Firstly, researchers at Leeds Trinity University have an interest in and a past record of researching tinnitus as condition. It appeals in particular to psychologists as tinnitus is a very subjective and personal condition, and one that is hard for others to appreciate. We are seeking to utilise the skills and resources of the university but also to gather interested parties from other universities in order to form a new tinnitus research group that encompasses FOUR UK Universities. Not all of these academics have tinnitus (though some do), so this is a vital starting opportunity to meet people with tinnitus, to hear their stories, and to most readily appreciate what having tinnitus really means. In return, researchers will be presenting their current research, and suggesting interventions and future direction. These include Dr James Jackson (Leeds Trinity University) and Professor David Baguley (University of Nottingham). In addition, Leeds Trinity University is home to the International Research Centre for Interactive Storytelling (IRIS), a research centre keen on undertaking i-documentaries (i-docs) whereby they assist communities in making their own documentary their way. Tinnitus has a story to tell.

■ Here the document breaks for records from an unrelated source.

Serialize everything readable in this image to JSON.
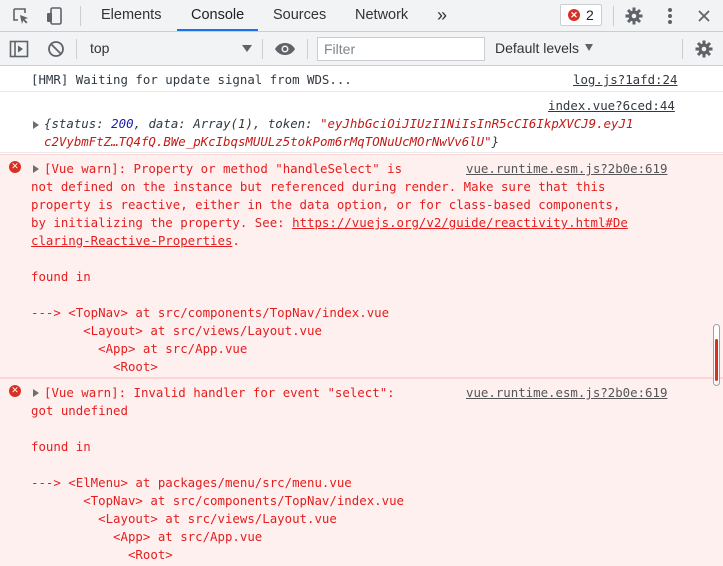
{
  "tabs": [
    {
      "label": "Elements"
    },
    {
      "label": "Console"
    },
    {
      "label": "Sources"
    },
    {
      "label": "Network"
    }
  ],
  "active_tab": "Console",
  "more_tabs_glyph": "»",
  "error_count": "2",
  "toolbar": {
    "context": "top",
    "filter_placeholder": "Filter",
    "levels_label": "Default levels"
  },
  "messages": [
    {
      "type": "log",
      "text": "[HMR] Waiting for update signal from WDS...",
      "source": "log.js?1afd:24"
    },
    {
      "type": "log",
      "source": "index.vue?6ced:44",
      "object": {
        "brace_open": "{",
        "status_key": "status: ",
        "status_val": "200",
        "sep1": ", ",
        "data_key": "data: ",
        "data_val": "Array(1)",
        "sep2": ", ",
        "token_key": "token: ",
        "token_line1": "\"eyJhbGciOiJIUzI1NiIsInR5cCI6IkpXVCJ9.eyJ1",
        "token_line2": "c2VybmFtZ…TQ4fQ.BWe_pKcIbqsMUULz5tokPom6rMqTONuUcMOrNwVv6lU\"",
        "brace_close": "}"
      }
    },
    {
      "type": "error",
      "source": "vue.runtime.esm.js?2b0e:619",
      "first_line": "[Vue warn]: Property or method \"handleSelect\" is",
      "lines": [
        "not defined on the instance but referenced during render. Make sure that this",
        "property is reactive, either in the data option, or for class-based components,",
        "by initializing the property. See: "
      ],
      "link_part1": "https://vuejs.org/v2/guide/reactivity.html#De",
      "link_part2": "claring-Reactive-Properties",
      "link_tail": ".",
      "found_in": "found in",
      "trace": [
        "---> <TopNav> at src/components/TopNav/index.vue",
        "       <Layout> at src/views/Layout.vue",
        "         <App> at src/App.vue",
        "           <Root>"
      ]
    },
    {
      "type": "error",
      "source": "vue.runtime.esm.js?2b0e:619",
      "first_line": "[Vue warn]: Invalid handler for event \"select\":",
      "lines": [
        "got undefined"
      ],
      "found_in": "found in",
      "trace": [
        "---> <ElMenu> at packages/menu/src/menu.vue",
        "       <TopNav> at src/components/TopNav/index.vue",
        "         <Layout> at src/views/Layout.vue",
        "           <App> at src/App.vue",
        "             <Root>"
      ]
    }
  ],
  "colors": {
    "error_text": "#e41e1e",
    "error_bg": "#fff0f0",
    "accent": "#1a73e8"
  },
  "icons": [
    "inspect-element-icon",
    "device-toolbar-icon",
    "more-tabs-icon",
    "error-circle-icon",
    "settings-gear-icon",
    "kebab-menu-icon",
    "sidebar-toggle-icon",
    "clear-console-icon",
    "dropdown-arrow-icon",
    "eye-icon",
    "console-settings-gear-icon",
    "expand-triangle-icon"
  ]
}
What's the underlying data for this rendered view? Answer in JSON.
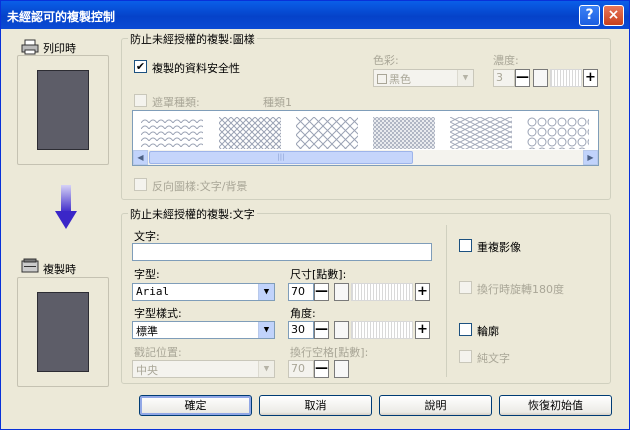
{
  "window": {
    "title": "未經認可的複製控制",
    "help": "?",
    "close": "×"
  },
  "side": {
    "print_label": "列印時",
    "copy_label": "複製時"
  },
  "pattern_group": {
    "legend": "防止未經授權的複製:圖樣",
    "security_label": "複製的資料安全性",
    "security_checked": "✔",
    "color_label": "色彩:",
    "color_value": "黑色",
    "density_label": "濃度:",
    "density_value": "3",
    "mask_label": "遮罩種類:",
    "mask_value": "種類1",
    "invert_label": "反向圖樣:文字/背景",
    "patterns": [
      "scales",
      "diamond",
      "crosshatch",
      "grid",
      "weave",
      "circles"
    ]
  },
  "text_group": {
    "legend": "防止未經授權的複製:文字",
    "text_label": "文字:",
    "text_value": "",
    "font_label": "字型:",
    "font_value": "Arial",
    "size_label": "尺寸[點數]:",
    "size_value": "70",
    "style_label": "字型樣式:",
    "style_value": "標準",
    "angle_label": "角度:",
    "angle_value": "30",
    "position_label": "戳記位置:",
    "position_value": "中央",
    "spacing_label": "換行空格[點數]:",
    "spacing_value": "70",
    "repeat_label": "重複影像",
    "rotate_label": "換行時旋轉180度",
    "outline_label": "輪廓",
    "plain_label": "純文字"
  },
  "buttons": {
    "ok": "確定",
    "cancel": "取消",
    "help": "說明",
    "reset": "恢復初始值"
  },
  "stepper": {
    "minus": "—",
    "plus": "+"
  },
  "colors": {
    "title_bar": "#0542c9",
    "arrow": "#5a4bd6",
    "preview": "#5d5d68"
  }
}
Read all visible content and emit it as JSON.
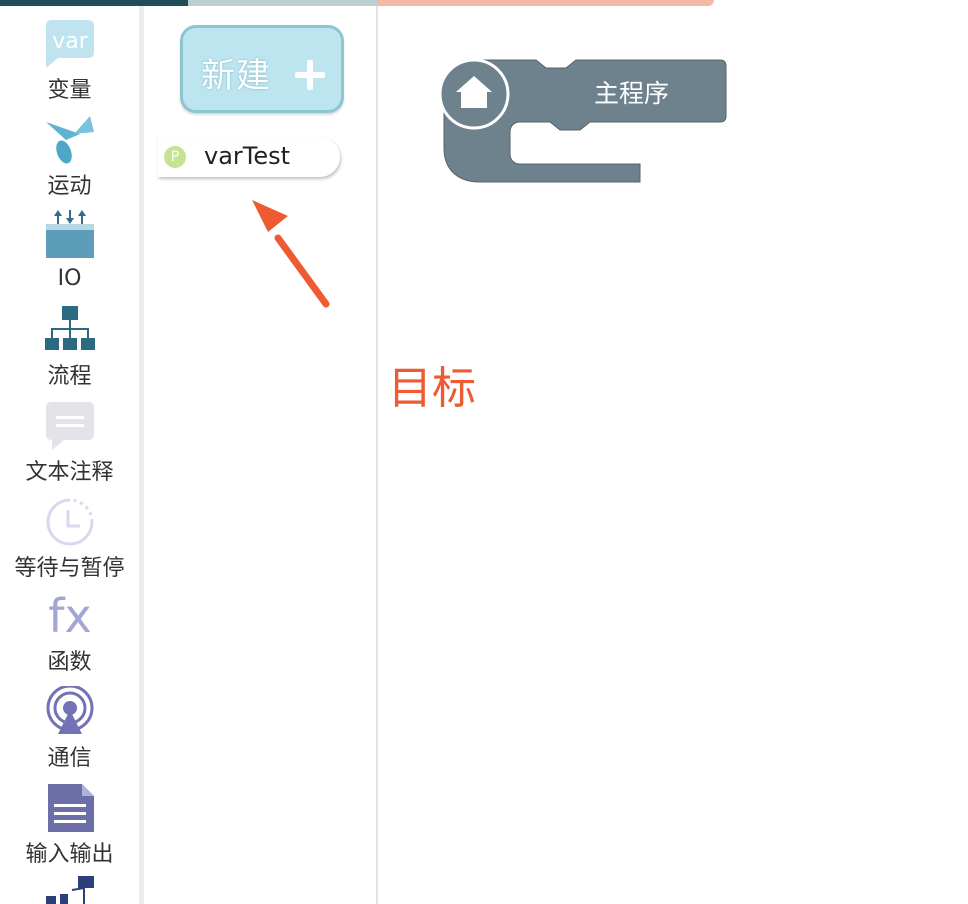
{
  "sidebar": {
    "categories": [
      {
        "label": "变量",
        "icon": "var-icon"
      },
      {
        "label": "运动",
        "icon": "motion-icon"
      },
      {
        "label": "IO",
        "icon": "io-icon"
      },
      {
        "label": "流程",
        "icon": "flow-icon"
      },
      {
        "label": "文本注释",
        "icon": "comment-icon"
      },
      {
        "label": "等待与暂停",
        "icon": "clock-icon"
      },
      {
        "label": "函数",
        "icon": "function-icon"
      },
      {
        "label": "通信",
        "icon": "antenna-icon"
      },
      {
        "label": "输入输出",
        "icon": "document-icon"
      }
    ],
    "var_icon_text": "var",
    "function_icon_text": "fx"
  },
  "palette": {
    "new_button_label": "新建",
    "variable": {
      "badge": "P",
      "name": "varTest"
    }
  },
  "workspace": {
    "main_block_label": "主程序",
    "annotation_label": "目标"
  },
  "colors": {
    "accent": "#ee5a32",
    "block": "#6d828d",
    "new_button_bg": "#bde5ef"
  }
}
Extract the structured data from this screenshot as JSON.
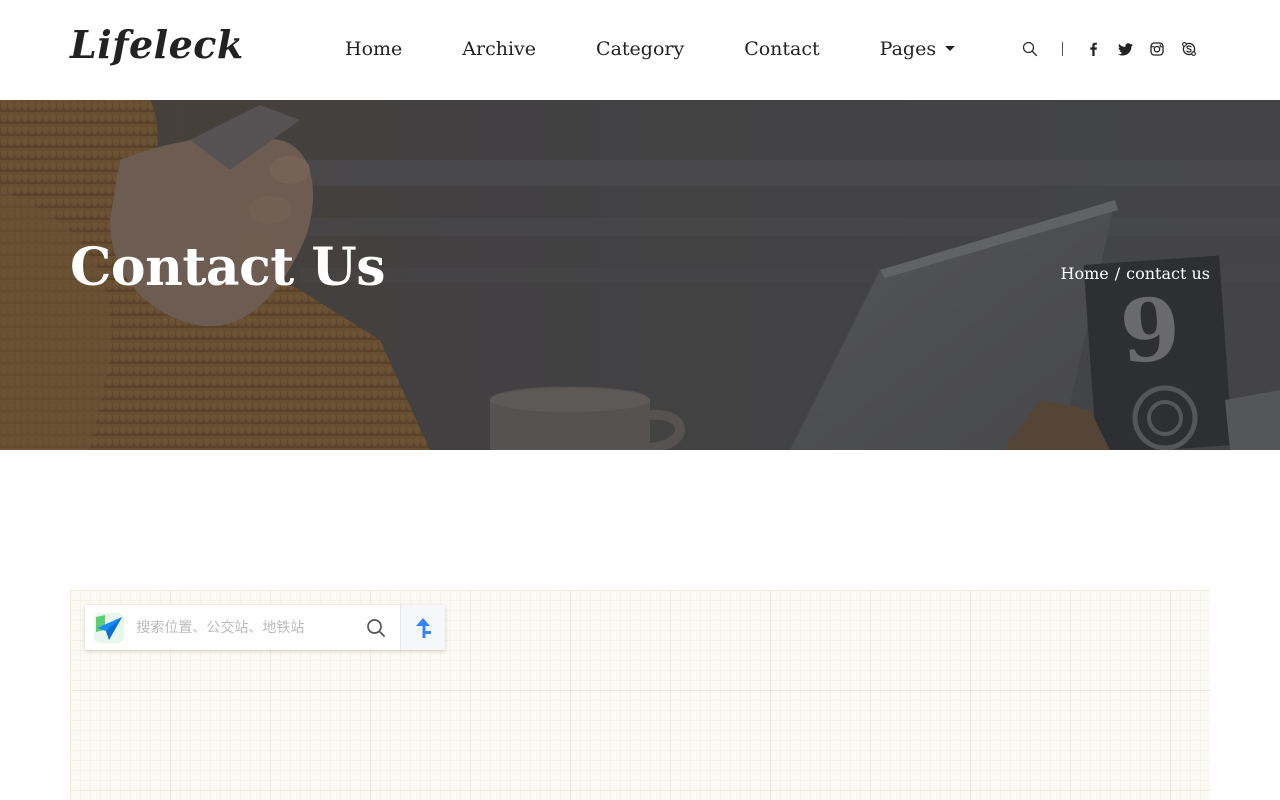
{
  "header": {
    "logo": "Lifeleck",
    "nav": [
      {
        "label": "Home"
      },
      {
        "label": "Archive"
      },
      {
        "label": "Category"
      },
      {
        "label": "Contact"
      },
      {
        "label": "Pages"
      }
    ],
    "icons": [
      "search-icon",
      "facebook-icon",
      "twitter-icon",
      "instagram-icon",
      "skype-icon"
    ]
  },
  "hero": {
    "title": "Contact Us",
    "breadcrumb": {
      "home": "Home",
      "separator": "/",
      "current": "contact us"
    },
    "overlay_color": "#2e2e30"
  },
  "map": {
    "search_placeholder": "搜索位置、公交站、地铁站",
    "search_value": "",
    "icons": [
      "map-app-logo-icon",
      "magnifier-icon",
      "route-arrow-icon"
    ],
    "accent_color": "#3385ff"
  }
}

People with tinnitus will be able to learn more about their condition, perhaps have a bit of fun along the way, and to contribute to future research. Local self-help groups are invited too. Are certain suggested interventions credible? If not, why not? Here is a chance to make your voices heard.
Audiologists and hearing therapists will also be present, both NHS and private, with three local NHS trusts represented: Bradford Teaching Hospitals NHS Foundation Trust, Leeds Teaching Hospitals NHS Trust and Harrogate and District NHS Foundation Trust. Researchers may research, but it is audiologists and hearing therapists who are best placed to help those with tinnitus.
Finally, the British Tinnitus Association (BTA) will be present, as will the British Academy of Audiology (BAA) and the Yorkshire and Humber Research Design Service. The latter provides expert help to researchers within the NHS and those wishing to work with the NHS in the design and development of high quality research.
Together, there is going to be a lot of know-how and a wealth of experience in the same place at the same time. We would like to encourage as many people with tinnitus as possible (and friends and family) to join us here at Leeds Trinity University (Saturday 25th March). Everyone will come away knowing something about tinnitus that they didn’t know before, perhaps a few tricks, perhaps some advice on what works best for other people.